If a line holds the word "window", copy it from the entries.

INFORMATION SUPPLIED Block Start

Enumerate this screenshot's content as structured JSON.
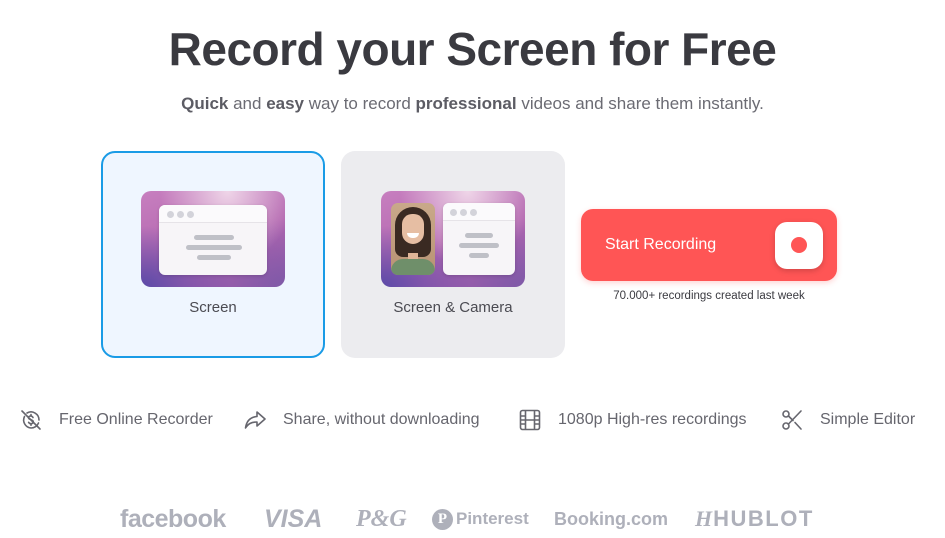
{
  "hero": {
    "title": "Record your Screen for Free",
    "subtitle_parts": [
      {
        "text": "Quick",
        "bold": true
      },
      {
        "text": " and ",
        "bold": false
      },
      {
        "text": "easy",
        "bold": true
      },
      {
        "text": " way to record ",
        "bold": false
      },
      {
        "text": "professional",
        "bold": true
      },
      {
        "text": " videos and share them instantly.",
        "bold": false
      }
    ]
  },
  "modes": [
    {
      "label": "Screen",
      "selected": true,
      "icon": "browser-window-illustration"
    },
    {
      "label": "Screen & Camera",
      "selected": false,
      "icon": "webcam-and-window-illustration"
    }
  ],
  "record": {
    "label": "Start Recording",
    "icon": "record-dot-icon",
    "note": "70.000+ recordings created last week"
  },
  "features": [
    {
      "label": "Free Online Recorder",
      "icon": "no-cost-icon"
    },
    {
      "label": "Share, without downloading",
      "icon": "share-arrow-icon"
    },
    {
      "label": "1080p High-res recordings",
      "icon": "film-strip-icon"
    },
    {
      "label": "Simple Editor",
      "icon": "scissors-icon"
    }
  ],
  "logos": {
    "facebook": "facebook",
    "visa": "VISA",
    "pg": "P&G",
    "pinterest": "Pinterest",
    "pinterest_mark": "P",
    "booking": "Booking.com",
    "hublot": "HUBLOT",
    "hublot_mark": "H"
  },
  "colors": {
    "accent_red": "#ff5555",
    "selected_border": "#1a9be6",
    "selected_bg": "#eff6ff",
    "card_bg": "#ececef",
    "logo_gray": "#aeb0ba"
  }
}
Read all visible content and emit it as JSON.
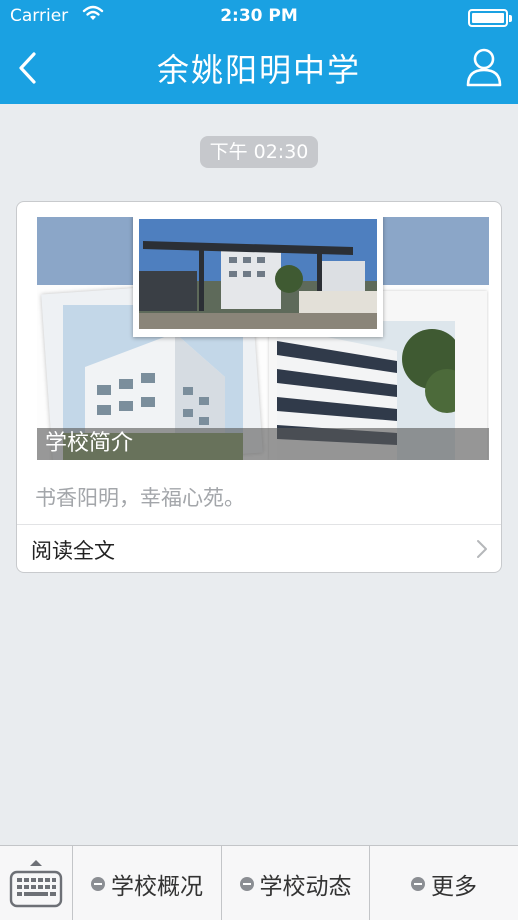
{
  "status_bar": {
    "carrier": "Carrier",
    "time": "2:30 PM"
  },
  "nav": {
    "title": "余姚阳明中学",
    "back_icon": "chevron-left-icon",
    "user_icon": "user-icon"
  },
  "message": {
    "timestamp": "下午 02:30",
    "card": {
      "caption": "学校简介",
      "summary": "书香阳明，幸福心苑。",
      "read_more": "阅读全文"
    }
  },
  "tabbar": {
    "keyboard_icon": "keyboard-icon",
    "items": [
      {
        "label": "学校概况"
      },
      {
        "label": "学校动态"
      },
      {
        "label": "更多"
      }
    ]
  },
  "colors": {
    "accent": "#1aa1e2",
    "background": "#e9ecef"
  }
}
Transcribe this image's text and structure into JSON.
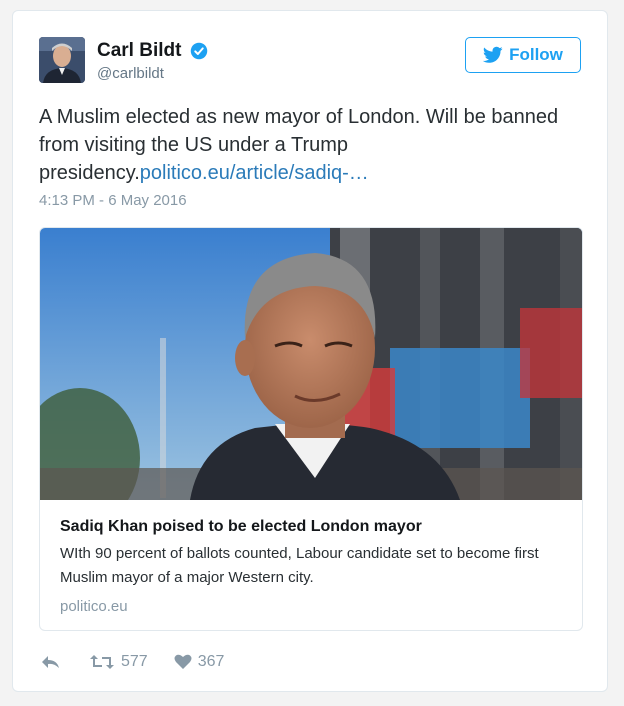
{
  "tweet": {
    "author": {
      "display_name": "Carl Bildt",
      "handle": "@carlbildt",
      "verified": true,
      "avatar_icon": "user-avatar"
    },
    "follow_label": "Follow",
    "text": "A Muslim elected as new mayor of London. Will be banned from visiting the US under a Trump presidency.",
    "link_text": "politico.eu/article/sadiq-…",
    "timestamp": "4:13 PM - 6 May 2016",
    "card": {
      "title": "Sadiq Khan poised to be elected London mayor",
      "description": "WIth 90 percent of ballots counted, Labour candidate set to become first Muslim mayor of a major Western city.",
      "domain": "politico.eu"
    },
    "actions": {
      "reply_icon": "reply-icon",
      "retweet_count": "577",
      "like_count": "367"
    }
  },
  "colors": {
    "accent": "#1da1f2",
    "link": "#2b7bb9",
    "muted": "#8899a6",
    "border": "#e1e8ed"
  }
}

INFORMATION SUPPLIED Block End

• [OUTPUT OF THE EXERCISE]
      "icon": "browser-window-illustration"
      "icon": "webcam-and-window-illustration"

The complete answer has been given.